> _The data_
....................

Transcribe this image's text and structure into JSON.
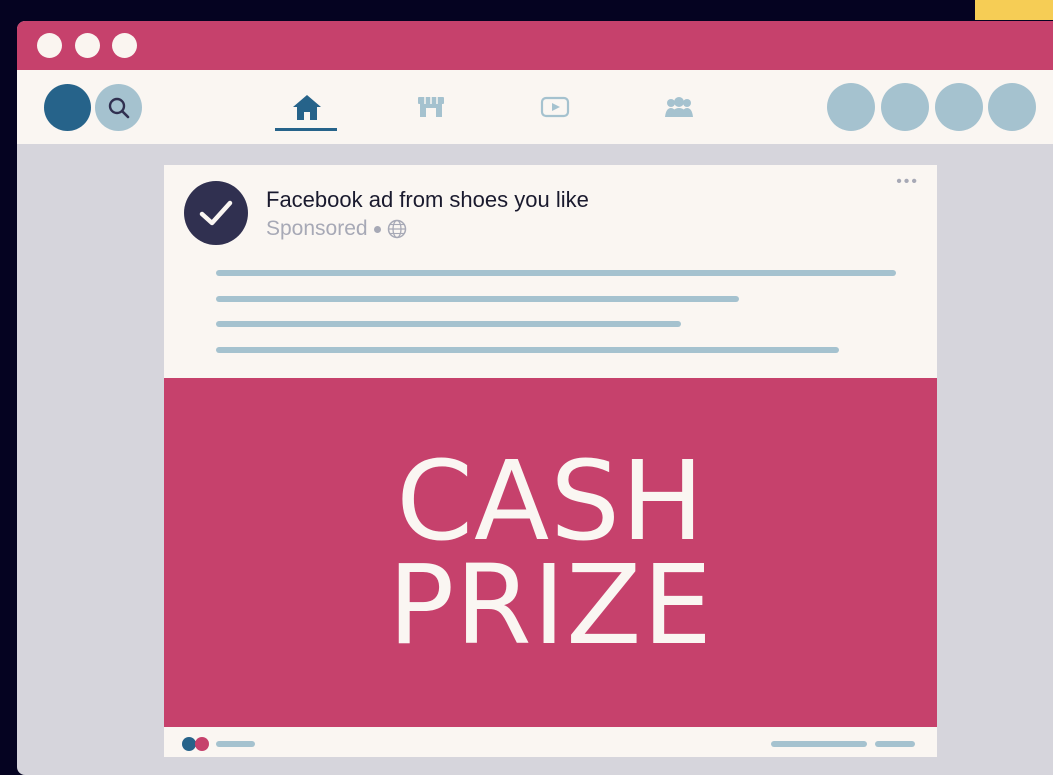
{
  "window": {
    "controls": [
      "close",
      "minimize",
      "maximize"
    ]
  },
  "navbar": {
    "tabs": [
      {
        "name": "home",
        "icon": "home-icon",
        "active": true
      },
      {
        "name": "marketplace",
        "icon": "store-icon",
        "active": false
      },
      {
        "name": "video",
        "icon": "video-icon",
        "active": false
      },
      {
        "name": "groups",
        "icon": "groups-icon",
        "active": false
      }
    ]
  },
  "post": {
    "title": "Facebook ad from shoes you like",
    "meta_label": "Sponsored",
    "more_label": "•••",
    "ad_line1": "CASH",
    "ad_line2": "PRIZE"
  },
  "colors": {
    "brand": "#c6416c",
    "accent": "#26638a",
    "placeholder": "#a5c2cf",
    "dark": "#303050",
    "highlight": "#f6cd55"
  }
}
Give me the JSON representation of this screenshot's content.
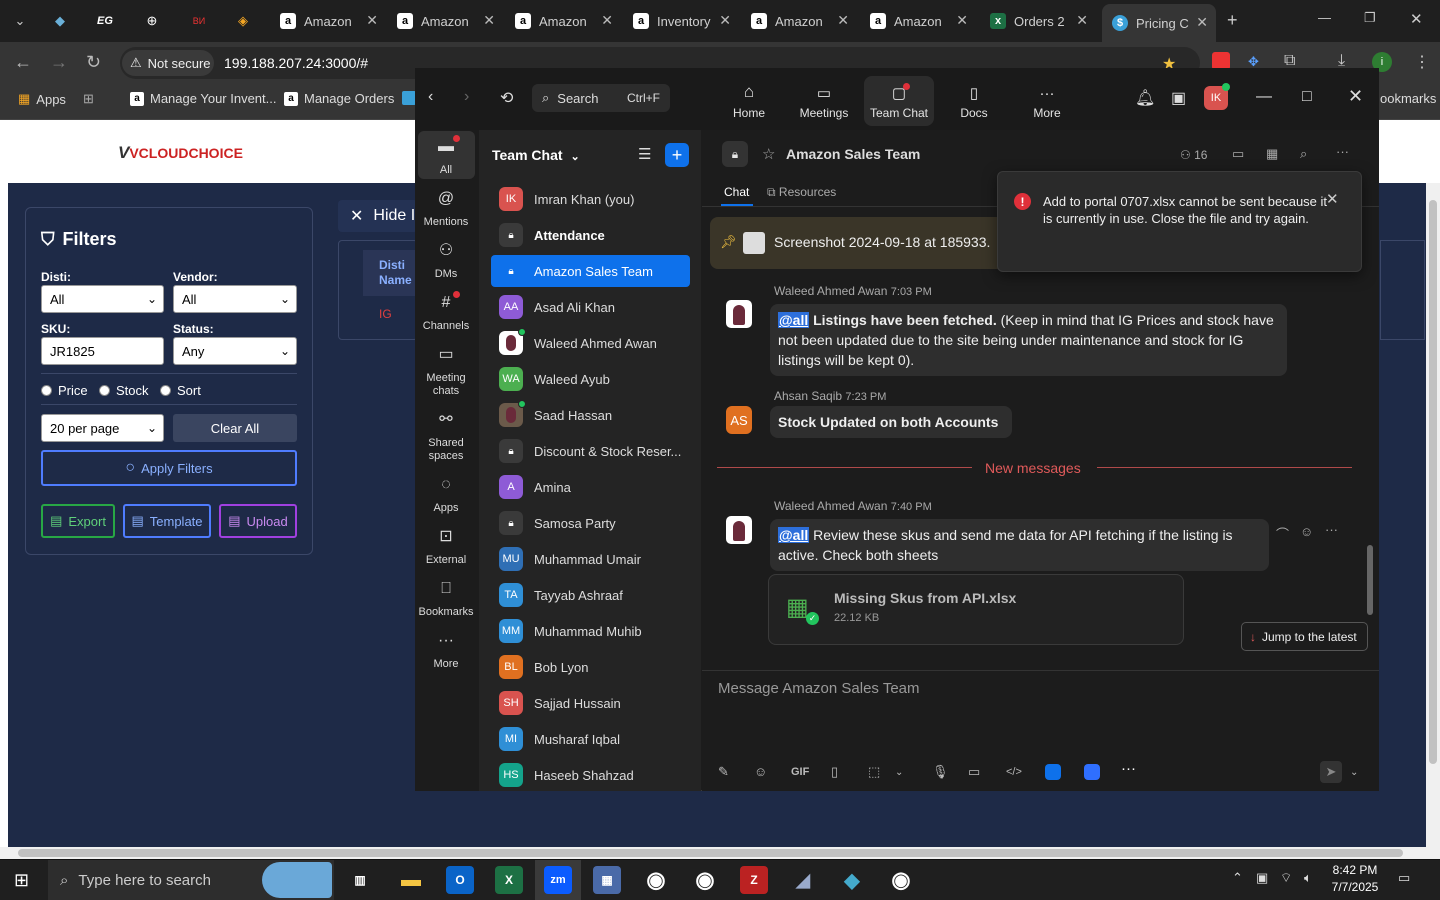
{
  "browser": {
    "tabs": [
      {
        "label": "Amazon",
        "fav": "a"
      },
      {
        "label": "Amazon",
        "fav": "a"
      },
      {
        "label": "Amazon",
        "fav": "a"
      },
      {
        "label": "Inventory",
        "fav": "a"
      },
      {
        "label": "Amazon",
        "fav": "a"
      },
      {
        "label": "Amazon",
        "fav": "a"
      },
      {
        "label": "Orders 2",
        "fav": "x"
      },
      {
        "label": "Pricing C",
        "fav": "$"
      }
    ],
    "pinned_tabs": [
      "EG",
      "ВИ"
    ],
    "security_label": "Not secure",
    "url": "199.188.207.24:3000/#",
    "bookmarks": [
      {
        "label": "Apps"
      },
      {
        "label": "Manage Your Invent..."
      },
      {
        "label": "Manage Orders"
      },
      {
        "label": "ookmarks"
      }
    ]
  },
  "page": {
    "logo": "VCLOUDCHOICE",
    "filters_title": "Filters",
    "disti_label": "Disti:",
    "disti_value": "All",
    "vendor_label": "Vendor:",
    "vendor_value": "All",
    "sku_label": "SKU:",
    "sku_value": "JR1825",
    "status_label": "Status:",
    "status_value": "Any",
    "radios": [
      "Price",
      "Stock",
      "Sort"
    ],
    "per_page": "20 per page",
    "clear_all": "Clear All",
    "apply": "Apply Filters",
    "export": "Export",
    "template": "Template",
    "upload": "Upload",
    "hide": "Hide I",
    "table_header": "Disti Name",
    "table_cell": "IG"
  },
  "zoom": {
    "search_label": "Search",
    "search_shortcut": "Ctrl+F",
    "top_tabs": [
      "Home",
      "Meetings",
      "Team Chat",
      "Docs",
      "More"
    ],
    "avatar_initials": "IK",
    "rail": [
      "All",
      "Mentions",
      "DMs",
      "Channels",
      "Meeting chats",
      "Shared spaces",
      "Apps",
      "External",
      "Bookmarks",
      "More"
    ],
    "list_title": "Team Chat",
    "contacts": [
      {
        "name": "Imran Khan (you)",
        "initials": "IK",
        "color": "#d9534f",
        "type": "user",
        "online": true
      },
      {
        "name": "Attendance",
        "initials": "",
        "color": "#3a3a3a",
        "type": "channel",
        "bold": true
      },
      {
        "name": "Amazon Sales Team",
        "initials": "",
        "color": "#3a3a3a",
        "type": "channel",
        "selected": true
      },
      {
        "name": "Asad Ali Khan",
        "initials": "AA",
        "color": "#8e5bd6",
        "type": "user",
        "online": true
      },
      {
        "name": "Waleed Ahmed Awan",
        "initials": "",
        "color": "#ffffff",
        "type": "photo",
        "online": true
      },
      {
        "name": "Waleed Ayub",
        "initials": "WA",
        "color": "#4caf50",
        "type": "user",
        "online": true
      },
      {
        "name": "Saad Hassan",
        "initials": "",
        "color": "#6b5a4a",
        "type": "photo",
        "online": true
      },
      {
        "name": "Discount & Stock Reser...",
        "initials": "",
        "color": "#3a3a3a",
        "type": "channel"
      },
      {
        "name": "Amina",
        "initials": "A",
        "color": "#8e5bd6",
        "type": "user",
        "online": true
      },
      {
        "name": "Samosa Party",
        "initials": "",
        "color": "#3a3a3a",
        "type": "channel"
      },
      {
        "name": "Muhammad Umair",
        "initials": "MU",
        "color": "#2f6fb5",
        "type": "user",
        "online": true
      },
      {
        "name": "Tayyab Ashraaf",
        "initials": "TA",
        "color": "#2f8fd6",
        "type": "user",
        "online": true
      },
      {
        "name": "Muhammad Muhib",
        "initials": "MM",
        "color": "#2f8fd6",
        "type": "user",
        "online": true
      },
      {
        "name": "Bob Lyon",
        "initials": "BL",
        "color": "#e07020",
        "type": "user",
        "online": true
      },
      {
        "name": "Sajjad Hussain",
        "initials": "SH",
        "color": "#d9534f",
        "type": "user",
        "online": true
      },
      {
        "name": "Musharaf Iqbal",
        "initials": "MI",
        "color": "#2f8fd6",
        "type": "user",
        "online": true
      },
      {
        "name": "Haseeb Shahzad",
        "initials": "HS",
        "color": "#14a38b",
        "type": "user",
        "online": true
      }
    ],
    "channel_name": "Amazon Sales Team",
    "member_count": "16",
    "chat_tabs": [
      "Chat",
      "Resources"
    ],
    "pinned_text": "Screenshot 2024-09-18 at 185933.",
    "messages": [
      {
        "sender": "Waleed Ahmed Awan",
        "time": "7:03 PM",
        "mention": "@all",
        "bold": "Listings have been fetched.",
        "text": " (Keep in mind that IG Prices and stock have not been updated due to the site being under maintenance and stock for IG listings will be kept 0)."
      },
      {
        "sender": "Ahsan Saqib",
        "time": "7:23 PM",
        "initials": "AS",
        "text": "Stock Updated on both Accounts"
      },
      {
        "sender": "Waleed Ahmed Awan",
        "time": "7:40 PM",
        "mention": "@all",
        "text": " Review these skus and send me data for API fetching if the listing is active. Check both sheets"
      }
    ],
    "new_messages": "New messages",
    "file_name": "Missing Skus from API.xlsx",
    "file_size": "22.12 KB",
    "jump_latest": "Jump to the latest",
    "composer_placeholder": "Message Amazon Sales Team",
    "toolbar_gif": "GIF",
    "toast": "Add to portal 0707.xlsx cannot be sent because it is currently in use. Close the file and try again."
  },
  "taskbar": {
    "search_placeholder": "Type here to search",
    "time": "8:42 PM",
    "date": "7/7/2025"
  },
  "colors": {
    "accent": "#0e71eb",
    "navy": "#1e2a47",
    "danger": "#e0303a",
    "new_messages": "#e05a5a"
  }
}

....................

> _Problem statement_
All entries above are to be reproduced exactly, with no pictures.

> _Answer box_
Transcribe this image's text and structure into JSON.
{
  "window": {
    "controls": [
      "close",
      "minimize",
      "maximize"
    ]
  },
  "navbar": {
    "tabs": [
      {
        "name": "home",
        "icon": "home-icon",
        "active": true
      },
      {
        "name": "marketplace",
        "icon": "store-icon",
        "active": false
      },
      {
        "name": "video",
        "icon": "video-icon",
        "active": false
      },
      {
        "name": "groups",
        "icon": "groups-icon",
        "active": false
      }
    ]
  },
  "post": {
    "title": "Facebook ad from shoes you like",
    "meta_label": "Sponsored",
    "more_label": "•••",
    "ad_line1": "CASH",
    "ad_line2": "PRIZE"
  },
  "colors": {
    "brand": "#c6416c",
    "accent": "#26638a",
    "placeholder": "#a5c2cf",
    "dark": "#303050",
    "highlight": "#f6cd55"
  }
}
Give me the JSON representation of this screenshot's content.
{
  "browser": {
    "tabs": [
      {
        "label": "Amazon",
        "fav": "a"
      },
      {
        "label": "Amazon",
        "fav": "a"
      },
      {
        "label": "Amazon",
        "fav": "a"
      },
      {
        "label": "Inventory",
        "fav": "a"
      },
      {
        "label": "Amazon",
        "fav": "a"
      },
      {
        "label": "Amazon",
        "fav": "a"
      },
      {
        "label": "Orders 2",
        "fav": "x"
      },
      {
        "label": "Pricing C",
        "fav": "$"
      }
    ],
    "pinned_tabs": [
      "EG",
      "ВИ"
    ],
    "security_label": "Not secure",
    "url": "199.188.207.24:3000/#",
    "bookmarks": [
      {
        "label": "Apps"
      },
      {
        "label": "Manage Your Invent..."
      },
      {
        "label": "Manage Orders"
      },
      {
        "label": "ookmarks"
      }
    ]
  },
  "page": {
    "logo": "VCLOUDCHOICE",
    "filters_title": "Filters",
    "disti_label": "Disti:",
    "disti_value": "All",
    "vendor_label": "Vendor:",
    "vendor_value": "All",
    "sku_label": "SKU:",
    "sku_value": "JR1825",
    "status_label": "Status:",
    "status_value": "Any",
    "radios": [
      "Price",
      "Stock",
      "Sort"
    ],
    "per_page": "20 per page",
    "clear_all": "Clear All",
    "apply": "Apply Filters",
    "export": "Export",
    "template": "Template",
    "upload": "Upload",
    "hide": "Hide I",
    "table_header": "Disti Name",
    "table_cell": "IG"
  },
  "zoom": {
    "search_label": "Search",
    "search_shortcut": "Ctrl+F",
    "top_tabs": [
      "Home",
      "Meetings",
      "Team Chat",
      "Docs",
      "More"
    ],
    "avatar_initials": "IK",
    "rail": [
      "All",
      "Mentions",
      "DMs",
      "Channels",
      "Meeting chats",
      "Shared spaces",
      "Apps",
      "External",
      "Bookmarks",
      "More"
    ],
    "list_title": "Team Chat",
    "contacts": [
      {
        "name": "Imran Khan (you)",
        "initials": "IK",
        "color": "#d9534f",
        "type": "user",
        "online": true
      },
      {
        "name": "Attendance",
        "initials": "",
        "color": "#3a3a3a",
        "type": "channel",
        "bold": true
      },
      {
        "name": "Amazon Sales Team",
        "initials": "",
        "color": "#3a3a3a",
        "type": "channel",
        "selected": true
      },
      {
        "name": "Asad Ali Khan",
        "initials": "AA",
        "color": "#8e5bd6",
        "type": "user",
        "online": true
      },
      {
        "name": "Waleed Ahmed Awan",
        "initials": "",
        "color": "#ffffff",
        "type": "photo",
        "online": true
      },
      {
        "name": "Waleed Ayub",
        "initials": "WA",
        "color": "#4caf50",
        "type": "user",
        "online": true
      },
      {
        "name": "Saad Hassan",
        "initials": "",
        "color": "#6b5a4a",
        "type": "photo",
        "online": true
      },
      {
        "name": "Discount & Stock Reser...",
        "initials": "",
        "color": "#3a3a3a",
        "type": "channel"
      },
      {
        "name": "Amina",
        "initials": "A",
        "color": "#8e5bd6",
        "type": "user",
        "online": true
      },
      {
        "name": "Samosa Party",
        "initials": "",
        "color": "#3a3a3a",
        "type": "channel"
      },
      {
        "name": "Muhammad Umair",
        "initials": "MU",
        "color": "#2f6fb5",
        "type": "user",
        "online": true
      },
      {
        "name": "Tayyab Ashraaf",
        "initials": "TA",
        "color": "#2f8fd6",
        "type": "user",
        "online": true
      },
      {
        "name": "Muhammad Muhib",
        "initials": "MM",
        "color": "#2f8fd6",
        "type": "user",
        "online": true
      },
      {
        "name": "Bob Lyon",
        "initials": "BL",
        "color": "#e07020",
        "type": "user",
        "online": true
      },
      {
        "name": "Sajjad Hussain",
        "initials": "SH",
        "color": "#d9534f",
        "type": "user",
        "online": true
      },
      {
        "name": "Musharaf Iqbal",
        "initials": "MI",
        "color": "#2f8fd6",
        "type": "user",
        "online": true
      },
      {
        "name": "Haseeb Shahzad",
        "initials": "HS",
        "color": "#14a38b",
        "type": "user",
        "online": true
      }
    ],
    "channel_name": "Amazon Sales Team",
    "member_count": "16",
    "chat_tabs": [
      "Chat",
      "Resources"
    ],
    "pinned_text": "Screenshot 2024-09-18 at 185933.",
    "messages": [
      {
        "sender": "Waleed Ahmed Awan",
        "time": "7:03 PM",
        "mention": "@all",
        "bold": "Listings have been fetched.",
        "text": " (Keep in mind that IG Prices and stock have not been updated due to the site being under maintenance and stock for IG listings will be kept 0)."
      },
      {
        "sender": "Ahsan Saqib",
        "time": "7:23 PM",
        "initials": "AS",
        "text": "Stock Updated on both Accounts"
      },
      {
        "sender": "Waleed Ahmed Awan",
        "time": "7:40 PM",
        "mention": "@all",
        "text": " Review these skus and send me data for API fetching if the listing is active. Check both sheets"
      }
    ],
    "new_messages": "New messages",
    "file_name": "Missing Skus from API.xlsx",
    "file_size": "22.12 KB",
    "jump_latest": "Jump to the latest",
    "composer_placeholder": "Message Amazon Sales Team",
    "toolbar_gif": "GIF",
    "toast": "Add to portal 0707.xlsx cannot be sent because it is currently in use. Close the file and try again."
  },
  "taskbar": {
    "search_placeholder": "Type here to search",
    "time": "8:42 PM",
    "date": "7/7/2025"
  },
  "colors": {
    "accent": "#0e71eb",
    "navy": "#1e2a47",
    "danger": "#e0303a",
    "new_messages": "#e05a5a"
  }
}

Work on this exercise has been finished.